Clark also said Avera would train city employees who work on the program, and provide “salary support” to the city for their work.
Clark said having Avera team with the city is a “natural extension” of its partnerships with Mitchell High School and DWU athletics.
He said Avera has fully trained and equipped trainers to work with people seeking assistance.
“Much of what we’re talking about today, with our proposal, is what Sanford presented,” Clark said. “From our perspective, this is about a relationship. This is about a partnership.”
Avera Queen of Peace has provided care to the Mitchell community for more than a century, he said.
“I think that gives us a real advantage to develop a program that you desire, or you need,” he said.
The program is “fully customized,” and can be tailored to age, skill level and sport.
“What we’re talking about here is a fully customized, ground-based training program,” he said, that will “reflect the demands” of each athlete or a person seeking to get or stay in good shape.
Ditmanson, a 1985 Mitchell High School graduate, said the goal today is to get kids involved in training earlier, and Sanford’s program can do that.
But while it’s important to get kids active, and keep them that way, it’s also vital to ensure they are safe, he said. That’s why Sanford has worked with experts in a variety of fields to create the Power Program.
“Inherently, by that emphasis on safety, we increase performance,” Ditmanson said.
Roggenbuck, who pointed out he is a Dakota Wesleyan University graduate, said the Power Program can provide fun, games and exercise for kids and adults.
“We’re not a cookie-cutter program, we’re not a one-size-fits-all type of program,” he said.
Roggenbuck said it is a “ground-based” program, which means it can be mobile and be run at schools and other sites. While it uses treadmills and other devices, the primary process is to have athletes in ground-level training.
He said the staff is educated and certified, and will work with the same people every time. That’s a philosophy that the Rec Center shares, and something both believe in, Roggenbuck said.
The program tailors its activities for the talents and fitness level of athletes, he said. It also focuses on strength and stability to decrease the risk of injuries.
Both health-care providers pledged to make sports camps available, and said they have ties to professional athletes.
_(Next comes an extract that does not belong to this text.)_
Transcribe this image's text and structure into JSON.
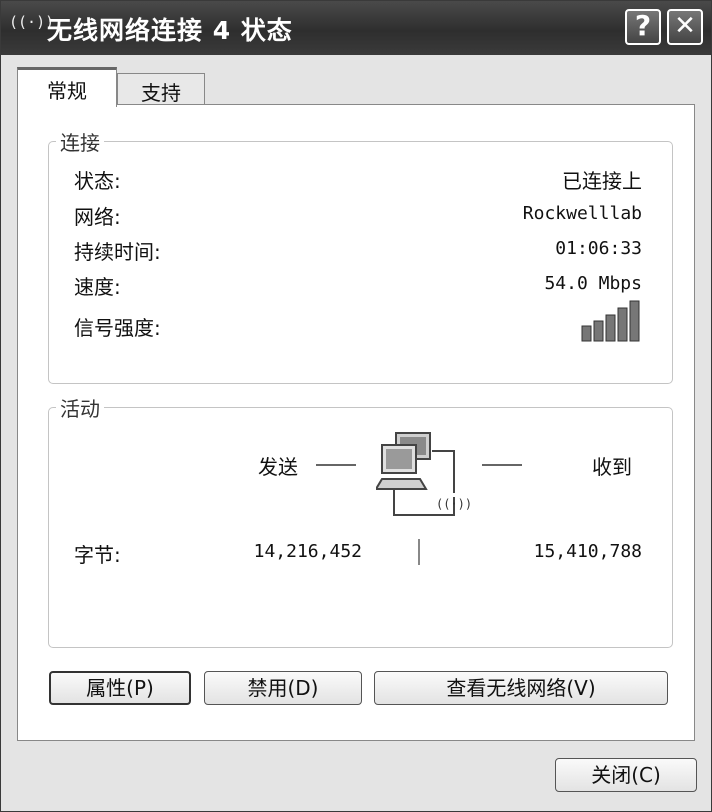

While Avera offered a detailed written proposal, Sanford’s was a PowerPoint presentation. The committee said it will ask Sanford for a written proposal before making a decision.
After the presentations Tuesday night, the board and Parks, Recreation and Forestry Department employees kicked the issue around for more than 30 minutes before deciding to table it.
Rec Center Director Rob Marchand said he was interested in Sanford’s Power Program, which is “ground-based” training meant to simulate the conditions athletes face in their particular sport. He said that’s distinct from Avera, which has long offered an Acceleration program.
“I feel like an idiot,” Marchand said. “I thought we had a gentleman’s agreement.”
Board member Tim Moon said he was ready to agree to work with Sanford, and Denise Werner, the board’s secretary-treasurer, and a registered nurse, said she preferred Sanford both as a person and a medical professional.
Board Vice President John Cersosimo, who chaired the meeting, said he wanted to learn more about the offers before deciding.
But other board members said this decision was about more than a Rec Center program. This was the latest chapter in a statewide competition between Sanford and Avera, they said.
Moon said it was wrong to discuss the issue without acknowledging “the elephant in the room.”
“It’s bigger than a program decision,” Tupper said. “Fortunately or unfortunately.”
“Fortunately and unfortunately,” Werner said.
When the board made its original decision two months ago, the Rec Center would have agreed to a one-year commitment, with the option of a second year with any desired changes. Sanford would train Thomas Gulledge, the Rec Center’s fitness coordinator, to run its program, and subsidize his pay when he is teaching the program, an offer that Clark said Avera would match.
The board is scheduled to make its decision at its April meeting.